GOAL OF THE EXERCISE: Print out all the records, word for word.

**** ENTRIES SUPPLIED

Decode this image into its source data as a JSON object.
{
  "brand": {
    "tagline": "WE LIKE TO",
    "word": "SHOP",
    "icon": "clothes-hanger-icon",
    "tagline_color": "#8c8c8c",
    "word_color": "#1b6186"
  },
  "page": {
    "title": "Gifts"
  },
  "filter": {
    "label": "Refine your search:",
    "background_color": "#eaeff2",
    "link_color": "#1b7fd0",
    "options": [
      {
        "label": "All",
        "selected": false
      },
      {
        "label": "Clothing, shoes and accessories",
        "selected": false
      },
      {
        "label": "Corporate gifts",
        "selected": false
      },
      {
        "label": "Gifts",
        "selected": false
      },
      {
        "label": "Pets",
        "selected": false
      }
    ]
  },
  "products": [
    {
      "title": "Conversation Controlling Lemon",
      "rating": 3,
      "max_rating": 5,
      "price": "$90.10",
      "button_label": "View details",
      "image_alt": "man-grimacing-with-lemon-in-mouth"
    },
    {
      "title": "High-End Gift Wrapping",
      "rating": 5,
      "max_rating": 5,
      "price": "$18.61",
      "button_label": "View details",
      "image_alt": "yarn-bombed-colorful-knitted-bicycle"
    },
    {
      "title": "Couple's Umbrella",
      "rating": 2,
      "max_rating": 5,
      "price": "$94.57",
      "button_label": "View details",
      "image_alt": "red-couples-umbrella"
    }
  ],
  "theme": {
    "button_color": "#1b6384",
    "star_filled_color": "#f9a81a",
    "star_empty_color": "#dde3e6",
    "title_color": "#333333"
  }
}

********

ANSWER BELOW:
Decode this image into its source data as a JSON object.
{
  "brand": {
    "tagline": "WE LIKE TO",
    "word": "SHOP",
    "icon": "clothes-hanger-icon",
    "tagline_color": "#8c8c8c",
    "word_color": "#1b6186"
  },
  "page": {
    "title": "Gifts"
  },
  "filter": {
    "label": "Refine your search:",
    "background_color": "#eaeff2",
    "link_color": "#1b7fd0",
    "options": [
      {
        "label": "All",
        "selected": false
      },
      {
        "label": "Clothing, shoes and accessories",
        "selected": false
      },
      {
        "label": "Corporate gifts",
        "selected": false
      },
      {
        "label": "Gifts",
        "selected": false
      },
      {
        "label": "Pets",
        "selected": false
      }
    ]
  },
  "products": [
    {
      "title": "Conversation Controlling Lemon",
      "rating": 3,
      "max_rating": 5,
      "price": "$90.10",
      "button_label": "View details",
      "image_alt": "man-grimacing-with-lemon-in-mouth"
    },
    {
      "title": "High-End Gift Wrapping",
      "rating": 5,
      "max_rating": 5,
      "price": "$18.61",
      "button_label": "View details",
      "image_alt": "yarn-bombed-colorful-knitted-bicycle"
    },
    {
      "title": "Couple's Umbrella",
      "rating": 2,
      "max_rating": 5,
      "price": "$94.57",
      "button_label": "View details",
      "image_alt": "red-couples-umbrella"
    }
  ],
  "theme": {
    "button_color": "#1b6384",
    "star_filled_color": "#f9a81a",
    "star_empty_color": "#dde3e6",
    "title_color": "#333333"
  }
}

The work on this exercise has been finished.